In other words, dividend-paying whole life insurance just so happens to offer the best terms of leverage to the individual. It offers the greatest level of control to the individual (there are other advantages too, like the tax treatment and growth guarantees, but these are fundamentally ancillary benefits). The way this manifests in practice is that the individual policy-owner/borrower doesn’t have to fill out any lengthy applications; there are no use restrictions; there are no physical collateral assignments, no repayment schedules, no bill collections departments, no reliance on bank personnel or bank lending policy, and so on. In other words, we eliminate the cost of dependency on third capital.

This means that the individual who adopts and implements the IBC eliminates the single greatest drain on his or her resources and positions him- or herself to become well-capitalized, thereby positions him- or herself to reap the benefits of the well-capitalized approach to investment and entrepreneurship.

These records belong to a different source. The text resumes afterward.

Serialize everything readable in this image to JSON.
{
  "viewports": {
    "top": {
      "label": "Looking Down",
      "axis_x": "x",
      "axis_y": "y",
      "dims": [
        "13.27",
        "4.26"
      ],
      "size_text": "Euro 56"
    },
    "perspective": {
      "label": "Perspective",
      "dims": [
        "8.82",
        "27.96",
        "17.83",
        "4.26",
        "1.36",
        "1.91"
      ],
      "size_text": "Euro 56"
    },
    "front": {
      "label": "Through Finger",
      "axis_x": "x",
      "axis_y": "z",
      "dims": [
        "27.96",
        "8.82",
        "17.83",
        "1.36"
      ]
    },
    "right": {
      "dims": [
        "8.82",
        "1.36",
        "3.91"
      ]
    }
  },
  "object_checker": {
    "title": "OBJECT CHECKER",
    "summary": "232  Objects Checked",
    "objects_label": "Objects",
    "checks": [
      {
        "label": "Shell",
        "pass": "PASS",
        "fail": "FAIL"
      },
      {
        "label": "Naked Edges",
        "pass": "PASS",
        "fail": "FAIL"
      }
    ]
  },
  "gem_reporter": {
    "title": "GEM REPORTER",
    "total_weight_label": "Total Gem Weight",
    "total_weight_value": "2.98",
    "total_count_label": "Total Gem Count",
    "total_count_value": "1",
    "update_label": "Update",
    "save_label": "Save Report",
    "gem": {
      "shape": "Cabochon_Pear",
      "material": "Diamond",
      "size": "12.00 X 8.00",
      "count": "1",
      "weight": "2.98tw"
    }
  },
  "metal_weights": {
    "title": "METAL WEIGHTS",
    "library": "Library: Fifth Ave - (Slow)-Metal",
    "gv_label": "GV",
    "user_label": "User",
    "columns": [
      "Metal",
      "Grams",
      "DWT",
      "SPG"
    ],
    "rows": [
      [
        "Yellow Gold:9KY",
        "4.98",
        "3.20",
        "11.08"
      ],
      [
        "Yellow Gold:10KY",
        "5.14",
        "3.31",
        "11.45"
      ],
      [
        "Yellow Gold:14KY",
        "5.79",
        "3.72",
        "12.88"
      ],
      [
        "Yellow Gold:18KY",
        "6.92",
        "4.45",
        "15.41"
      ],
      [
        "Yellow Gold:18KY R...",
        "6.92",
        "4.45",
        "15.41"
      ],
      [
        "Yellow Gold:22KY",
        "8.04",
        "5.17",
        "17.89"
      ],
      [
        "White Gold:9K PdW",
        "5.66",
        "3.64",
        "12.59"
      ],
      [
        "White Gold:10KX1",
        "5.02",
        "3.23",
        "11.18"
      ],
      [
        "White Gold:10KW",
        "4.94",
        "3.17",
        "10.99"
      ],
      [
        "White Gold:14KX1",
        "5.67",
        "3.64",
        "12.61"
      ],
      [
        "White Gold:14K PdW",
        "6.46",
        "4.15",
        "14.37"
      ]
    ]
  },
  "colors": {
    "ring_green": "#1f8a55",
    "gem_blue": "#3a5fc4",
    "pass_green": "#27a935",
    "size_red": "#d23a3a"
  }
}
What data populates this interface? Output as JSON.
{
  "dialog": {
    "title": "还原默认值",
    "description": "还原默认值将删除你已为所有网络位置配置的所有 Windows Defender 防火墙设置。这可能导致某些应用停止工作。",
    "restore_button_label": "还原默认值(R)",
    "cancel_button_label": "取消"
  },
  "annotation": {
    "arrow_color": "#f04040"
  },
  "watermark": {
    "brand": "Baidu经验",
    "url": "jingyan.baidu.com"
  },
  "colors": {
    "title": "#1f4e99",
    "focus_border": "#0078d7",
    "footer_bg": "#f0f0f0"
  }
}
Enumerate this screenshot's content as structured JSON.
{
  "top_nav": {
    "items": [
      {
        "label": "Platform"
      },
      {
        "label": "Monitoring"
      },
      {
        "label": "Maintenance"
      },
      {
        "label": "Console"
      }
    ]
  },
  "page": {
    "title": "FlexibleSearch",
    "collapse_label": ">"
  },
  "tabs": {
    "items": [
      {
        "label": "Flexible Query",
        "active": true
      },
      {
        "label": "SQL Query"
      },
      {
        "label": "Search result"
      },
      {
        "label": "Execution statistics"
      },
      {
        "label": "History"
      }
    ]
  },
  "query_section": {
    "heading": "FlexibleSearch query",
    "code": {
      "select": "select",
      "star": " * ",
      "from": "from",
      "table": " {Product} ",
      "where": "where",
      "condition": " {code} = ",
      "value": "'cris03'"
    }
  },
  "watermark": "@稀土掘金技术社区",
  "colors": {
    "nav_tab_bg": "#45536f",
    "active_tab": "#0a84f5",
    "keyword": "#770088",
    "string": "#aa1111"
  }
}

In my talk at NNI I address some regulatory issues that agents should be aware of. The bottom line is that in the past, the life insurance industry has done a poor job of defending itself against colluding special interests. This has resulted in the implementation of unfavorable tax treatment for some life insurance contracts. Frederic Bastiat is alleged to have said (I’m paraphrasing) that “the worst thing for a good cause is not a skilled attack, but an inept defense.” As an industry, we should be aware that the past accusation that what an individual who adopts the IBC is doing is reaping “investment returns without paying investment tax” is flawed on basically every level. Instead, we should remain steadfast that, no, what the adopter of IBC is doing is becoming well-capitalized. In fact, if anything, this will position the individual to do better in the investment world and therefore pay even more investment tax.

If you’ve made it through all of the above, bravo, you’ve really accomplished something. I will release the video of my talk when it is made available by NNI staff.

Thank you for your time and attention!

Click below to view the slides that accompany this presentation.


CEO, Griggs Capital Strategies. “Banks lend money that does not exist, and that is evil.” — R. Nelson Nash